YOUR INSTRUCTIONS
Would you go through the records below and copy each line with the string "JSON"?
______________________________
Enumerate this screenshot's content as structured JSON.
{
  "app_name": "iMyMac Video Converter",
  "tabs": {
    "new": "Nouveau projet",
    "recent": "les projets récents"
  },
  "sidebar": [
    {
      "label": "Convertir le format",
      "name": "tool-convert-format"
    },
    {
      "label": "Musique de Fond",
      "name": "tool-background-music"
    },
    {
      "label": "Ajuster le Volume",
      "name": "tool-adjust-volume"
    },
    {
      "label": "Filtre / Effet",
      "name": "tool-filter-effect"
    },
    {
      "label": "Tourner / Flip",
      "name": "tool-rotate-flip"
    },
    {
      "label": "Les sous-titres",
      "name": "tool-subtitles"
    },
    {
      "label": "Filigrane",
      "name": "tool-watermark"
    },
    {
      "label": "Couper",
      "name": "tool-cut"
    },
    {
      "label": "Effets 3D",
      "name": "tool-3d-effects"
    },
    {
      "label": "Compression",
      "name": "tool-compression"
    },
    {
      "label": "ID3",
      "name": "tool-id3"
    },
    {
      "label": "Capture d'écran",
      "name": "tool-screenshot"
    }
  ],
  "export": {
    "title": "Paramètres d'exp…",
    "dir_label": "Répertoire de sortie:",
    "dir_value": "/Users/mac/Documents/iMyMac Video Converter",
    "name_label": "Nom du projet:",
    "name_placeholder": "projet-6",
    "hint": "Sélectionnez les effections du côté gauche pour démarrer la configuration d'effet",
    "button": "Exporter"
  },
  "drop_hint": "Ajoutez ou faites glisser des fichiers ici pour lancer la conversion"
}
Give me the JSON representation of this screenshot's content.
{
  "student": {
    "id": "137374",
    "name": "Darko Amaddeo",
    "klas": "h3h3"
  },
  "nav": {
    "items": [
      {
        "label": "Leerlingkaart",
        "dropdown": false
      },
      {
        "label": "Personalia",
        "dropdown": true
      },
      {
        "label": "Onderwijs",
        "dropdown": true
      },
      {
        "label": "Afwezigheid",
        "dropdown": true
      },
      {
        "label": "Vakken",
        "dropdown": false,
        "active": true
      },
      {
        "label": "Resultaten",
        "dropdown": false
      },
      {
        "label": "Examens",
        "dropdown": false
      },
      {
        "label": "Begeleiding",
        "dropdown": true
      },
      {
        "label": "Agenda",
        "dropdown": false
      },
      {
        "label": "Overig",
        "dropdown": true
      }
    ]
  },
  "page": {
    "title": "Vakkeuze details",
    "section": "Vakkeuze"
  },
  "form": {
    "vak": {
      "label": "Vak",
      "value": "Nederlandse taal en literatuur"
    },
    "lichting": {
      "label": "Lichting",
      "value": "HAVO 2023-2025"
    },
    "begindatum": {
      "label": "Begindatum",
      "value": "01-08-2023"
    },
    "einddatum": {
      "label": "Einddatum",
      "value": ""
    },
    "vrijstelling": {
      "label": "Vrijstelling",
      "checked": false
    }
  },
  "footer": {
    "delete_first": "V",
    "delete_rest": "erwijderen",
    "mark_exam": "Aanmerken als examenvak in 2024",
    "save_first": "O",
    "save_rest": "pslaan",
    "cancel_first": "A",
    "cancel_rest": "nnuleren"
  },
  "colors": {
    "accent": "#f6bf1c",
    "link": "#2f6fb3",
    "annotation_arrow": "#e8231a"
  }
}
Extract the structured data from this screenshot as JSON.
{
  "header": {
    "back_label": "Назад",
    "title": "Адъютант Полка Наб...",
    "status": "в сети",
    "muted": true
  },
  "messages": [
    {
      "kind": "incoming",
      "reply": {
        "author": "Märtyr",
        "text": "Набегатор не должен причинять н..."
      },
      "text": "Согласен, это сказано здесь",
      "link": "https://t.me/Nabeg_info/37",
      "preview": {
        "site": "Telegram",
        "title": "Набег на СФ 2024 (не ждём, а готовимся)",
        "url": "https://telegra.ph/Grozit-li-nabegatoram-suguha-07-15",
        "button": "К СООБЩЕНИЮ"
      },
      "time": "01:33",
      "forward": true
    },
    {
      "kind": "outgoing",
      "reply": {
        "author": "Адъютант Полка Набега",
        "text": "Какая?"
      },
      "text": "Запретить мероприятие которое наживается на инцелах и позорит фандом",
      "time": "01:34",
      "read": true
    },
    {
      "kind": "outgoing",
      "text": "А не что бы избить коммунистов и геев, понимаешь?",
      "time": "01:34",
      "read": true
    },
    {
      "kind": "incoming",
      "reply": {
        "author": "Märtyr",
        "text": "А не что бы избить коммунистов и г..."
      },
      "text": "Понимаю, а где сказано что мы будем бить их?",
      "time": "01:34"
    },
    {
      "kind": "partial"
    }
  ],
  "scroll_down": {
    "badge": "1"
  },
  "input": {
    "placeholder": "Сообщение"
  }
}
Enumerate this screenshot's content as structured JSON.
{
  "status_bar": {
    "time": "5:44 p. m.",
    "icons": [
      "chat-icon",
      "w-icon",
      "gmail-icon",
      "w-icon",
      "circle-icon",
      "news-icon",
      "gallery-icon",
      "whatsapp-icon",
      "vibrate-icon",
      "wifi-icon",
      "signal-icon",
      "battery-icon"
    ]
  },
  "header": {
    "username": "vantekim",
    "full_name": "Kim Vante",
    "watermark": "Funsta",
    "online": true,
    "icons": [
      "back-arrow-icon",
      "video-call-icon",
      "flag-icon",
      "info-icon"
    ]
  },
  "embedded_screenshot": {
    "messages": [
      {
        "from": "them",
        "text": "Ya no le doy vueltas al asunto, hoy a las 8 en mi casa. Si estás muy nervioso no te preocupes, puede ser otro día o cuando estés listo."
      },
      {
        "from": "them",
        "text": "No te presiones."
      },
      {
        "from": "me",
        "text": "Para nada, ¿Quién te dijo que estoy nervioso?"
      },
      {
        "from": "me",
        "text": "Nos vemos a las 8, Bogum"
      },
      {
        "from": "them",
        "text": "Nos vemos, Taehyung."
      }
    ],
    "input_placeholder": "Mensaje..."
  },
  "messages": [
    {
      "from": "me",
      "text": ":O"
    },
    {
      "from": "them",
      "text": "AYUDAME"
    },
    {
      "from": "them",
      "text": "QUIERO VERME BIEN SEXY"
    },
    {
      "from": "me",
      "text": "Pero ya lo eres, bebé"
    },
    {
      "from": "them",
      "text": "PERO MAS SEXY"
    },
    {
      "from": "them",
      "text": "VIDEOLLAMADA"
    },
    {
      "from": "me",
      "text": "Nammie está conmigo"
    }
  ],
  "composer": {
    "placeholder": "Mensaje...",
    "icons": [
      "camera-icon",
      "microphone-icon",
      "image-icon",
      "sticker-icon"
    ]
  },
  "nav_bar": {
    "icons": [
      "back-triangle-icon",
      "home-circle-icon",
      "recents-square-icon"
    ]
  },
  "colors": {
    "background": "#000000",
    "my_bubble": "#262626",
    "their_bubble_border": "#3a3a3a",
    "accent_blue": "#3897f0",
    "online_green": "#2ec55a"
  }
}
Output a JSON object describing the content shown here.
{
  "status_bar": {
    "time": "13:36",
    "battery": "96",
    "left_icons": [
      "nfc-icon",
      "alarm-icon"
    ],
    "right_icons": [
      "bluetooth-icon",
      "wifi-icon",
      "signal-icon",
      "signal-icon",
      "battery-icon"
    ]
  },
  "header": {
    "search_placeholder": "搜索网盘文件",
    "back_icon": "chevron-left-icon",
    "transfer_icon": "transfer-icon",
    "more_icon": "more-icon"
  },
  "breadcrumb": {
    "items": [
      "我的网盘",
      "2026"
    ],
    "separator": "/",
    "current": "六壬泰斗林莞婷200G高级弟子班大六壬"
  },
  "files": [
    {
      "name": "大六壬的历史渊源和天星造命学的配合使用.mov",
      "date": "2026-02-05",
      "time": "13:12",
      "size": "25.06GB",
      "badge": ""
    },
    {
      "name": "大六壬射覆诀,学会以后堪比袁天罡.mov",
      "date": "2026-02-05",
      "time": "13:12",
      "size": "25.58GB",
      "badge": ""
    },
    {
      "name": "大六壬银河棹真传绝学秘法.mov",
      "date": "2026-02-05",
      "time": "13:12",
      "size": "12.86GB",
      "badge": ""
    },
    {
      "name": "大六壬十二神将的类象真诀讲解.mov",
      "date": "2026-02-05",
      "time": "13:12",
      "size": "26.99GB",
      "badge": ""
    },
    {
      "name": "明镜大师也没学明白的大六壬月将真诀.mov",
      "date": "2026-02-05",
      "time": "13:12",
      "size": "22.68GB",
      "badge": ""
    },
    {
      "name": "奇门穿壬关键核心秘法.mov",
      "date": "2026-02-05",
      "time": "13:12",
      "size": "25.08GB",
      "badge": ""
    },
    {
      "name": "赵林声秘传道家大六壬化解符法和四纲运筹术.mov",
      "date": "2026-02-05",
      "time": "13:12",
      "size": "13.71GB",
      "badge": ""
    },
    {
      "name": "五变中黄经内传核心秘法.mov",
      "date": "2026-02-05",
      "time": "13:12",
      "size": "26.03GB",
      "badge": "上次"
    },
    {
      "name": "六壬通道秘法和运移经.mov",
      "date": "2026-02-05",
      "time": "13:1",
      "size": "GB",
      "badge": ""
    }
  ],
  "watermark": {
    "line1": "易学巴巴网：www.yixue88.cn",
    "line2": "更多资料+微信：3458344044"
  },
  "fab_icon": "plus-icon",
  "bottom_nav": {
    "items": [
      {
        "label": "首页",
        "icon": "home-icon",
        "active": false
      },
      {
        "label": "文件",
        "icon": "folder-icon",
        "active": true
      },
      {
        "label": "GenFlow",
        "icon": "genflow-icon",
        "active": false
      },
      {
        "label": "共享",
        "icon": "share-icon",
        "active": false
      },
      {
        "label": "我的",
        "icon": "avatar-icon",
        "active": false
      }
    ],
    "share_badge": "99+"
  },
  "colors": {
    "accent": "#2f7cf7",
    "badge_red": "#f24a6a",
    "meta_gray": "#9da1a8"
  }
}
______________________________
ANSWER SECTION
Enumerate this screenshot's content as structured JSON.
Give me the JSON representation of this screenshot's content.
Extract the structured data from this screenshot as JSON.
Enumerate this screenshot's content as structured JSON.
Output a JSON object describing the content shown here.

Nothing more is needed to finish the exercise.